Problem description:
Repeat back the entries that follow, keeping every word as it is.

Provided data:
__________
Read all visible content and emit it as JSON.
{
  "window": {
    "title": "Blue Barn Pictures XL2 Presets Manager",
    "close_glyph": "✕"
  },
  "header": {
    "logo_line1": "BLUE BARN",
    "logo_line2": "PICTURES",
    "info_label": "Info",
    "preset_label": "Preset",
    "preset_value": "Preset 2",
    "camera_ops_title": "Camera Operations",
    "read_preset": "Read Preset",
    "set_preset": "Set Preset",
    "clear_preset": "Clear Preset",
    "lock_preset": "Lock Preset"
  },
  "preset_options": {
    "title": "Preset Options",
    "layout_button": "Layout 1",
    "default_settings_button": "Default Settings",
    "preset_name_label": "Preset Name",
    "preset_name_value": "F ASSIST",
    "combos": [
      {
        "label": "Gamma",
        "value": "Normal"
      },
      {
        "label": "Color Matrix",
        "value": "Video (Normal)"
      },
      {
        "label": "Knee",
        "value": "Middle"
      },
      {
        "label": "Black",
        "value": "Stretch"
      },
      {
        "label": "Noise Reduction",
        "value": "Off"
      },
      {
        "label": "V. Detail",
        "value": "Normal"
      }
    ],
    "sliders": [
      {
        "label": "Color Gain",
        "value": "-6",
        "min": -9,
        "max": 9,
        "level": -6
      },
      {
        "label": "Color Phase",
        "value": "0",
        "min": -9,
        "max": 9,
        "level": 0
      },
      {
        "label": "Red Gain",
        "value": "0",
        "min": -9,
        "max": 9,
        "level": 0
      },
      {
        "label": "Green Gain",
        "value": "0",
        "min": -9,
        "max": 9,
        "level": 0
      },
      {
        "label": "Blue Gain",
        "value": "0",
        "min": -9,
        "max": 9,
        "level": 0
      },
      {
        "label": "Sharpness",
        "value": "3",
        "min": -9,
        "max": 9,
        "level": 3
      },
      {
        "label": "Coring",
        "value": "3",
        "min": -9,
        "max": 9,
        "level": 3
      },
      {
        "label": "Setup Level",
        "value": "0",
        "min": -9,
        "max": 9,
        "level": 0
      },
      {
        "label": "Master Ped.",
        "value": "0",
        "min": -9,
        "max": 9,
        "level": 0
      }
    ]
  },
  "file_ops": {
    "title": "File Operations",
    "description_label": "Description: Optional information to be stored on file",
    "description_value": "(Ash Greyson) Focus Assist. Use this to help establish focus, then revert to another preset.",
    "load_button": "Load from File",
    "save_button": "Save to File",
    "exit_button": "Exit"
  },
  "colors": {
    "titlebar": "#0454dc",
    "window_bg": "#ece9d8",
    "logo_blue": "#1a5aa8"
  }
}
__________
Task response:
Read all visible content and emit it as JSON.
{
  "window": {
    "title": "Blue Barn Pictures XL2 Presets Manager",
    "close_glyph": "✕"
  },
  "header": {
    "logo_line1": "BLUE BARN",
    "logo_line2": "PICTURES",
    "info_label": "Info",
    "preset_label": "Preset",
    "preset_value": "Preset 2",
    "camera_ops_title": "Camera Operations",
    "read_preset": "Read Preset",
    "set_preset": "Set Preset",
    "clear_preset": "Clear Preset",
    "lock_preset": "Lock Preset"
  },
  "preset_options": {
    "title": "Preset Options",
    "layout_button": "Layout 1",
    "default_settings_button": "Default Settings",
    "preset_name_label": "Preset Name",
    "preset_name_value": "F ASSIST",
    "combos": [
      {
        "label": "Gamma",
        "value": "Normal"
      },
      {
        "label": "Color Matrix",
        "value": "Video (Normal)"
      },
      {
        "label": "Knee",
        "value": "Middle"
      },
      {
        "label": "Black",
        "value": "Stretch"
      },
      {
        "label": "Noise Reduction",
        "value": "Off"
      },
      {
        "label": "V. Detail",
        "value": "Normal"
      }
    ],
    "sliders": [
      {
        "label": "Color Gain",
        "value": "-6",
        "min": -9,
        "max": 9,
        "level": -6
      },
      {
        "label": "Color Phase",
        "value": "0",
        "min": -9,
        "max": 9,
        "level": 0
      },
      {
        "label": "Red Gain",
        "value": "0",
        "min": -9,
        "max": 9,
        "level": 0
      },
      {
        "label": "Green Gain",
        "value": "0",
        "min": -9,
        "max": 9,
        "level": 0
      },
      {
        "label": "Blue Gain",
        "value": "0",
        "min": -9,
        "max": 9,
        "level": 0
      },
      {
        "label": "Sharpness",
        "value": "3",
        "min": -9,
        "max": 9,
        "level": 3
      },
      {
        "label": "Coring",
        "value": "3",
        "min": -9,
        "max": 9,
        "level": 3
      },
      {
        "label": "Setup Level",
        "value": "0",
        "min": -9,
        "max": 9,
        "level": 0
      },
      {
        "label": "Master Ped.",
        "value": "0",
        "min": -9,
        "max": 9,
        "level": 0
      }
    ]
  },
  "file_ops": {
    "title": "File Operations",
    "description_label": "Description: Optional information to be stored on file",
    "description_value": "(Ash Greyson) Focus Assist. Use this to help establish focus, then revert to another preset.",
    "load_button": "Load from File",
    "save_button": "Save to File",
    "exit_button": "Exit"
  },
  "colors": {
    "titlebar": "#0454dc",
    "window_bg": "#ece9d8",
    "logo_blue": "#1a5aa8"
  }
}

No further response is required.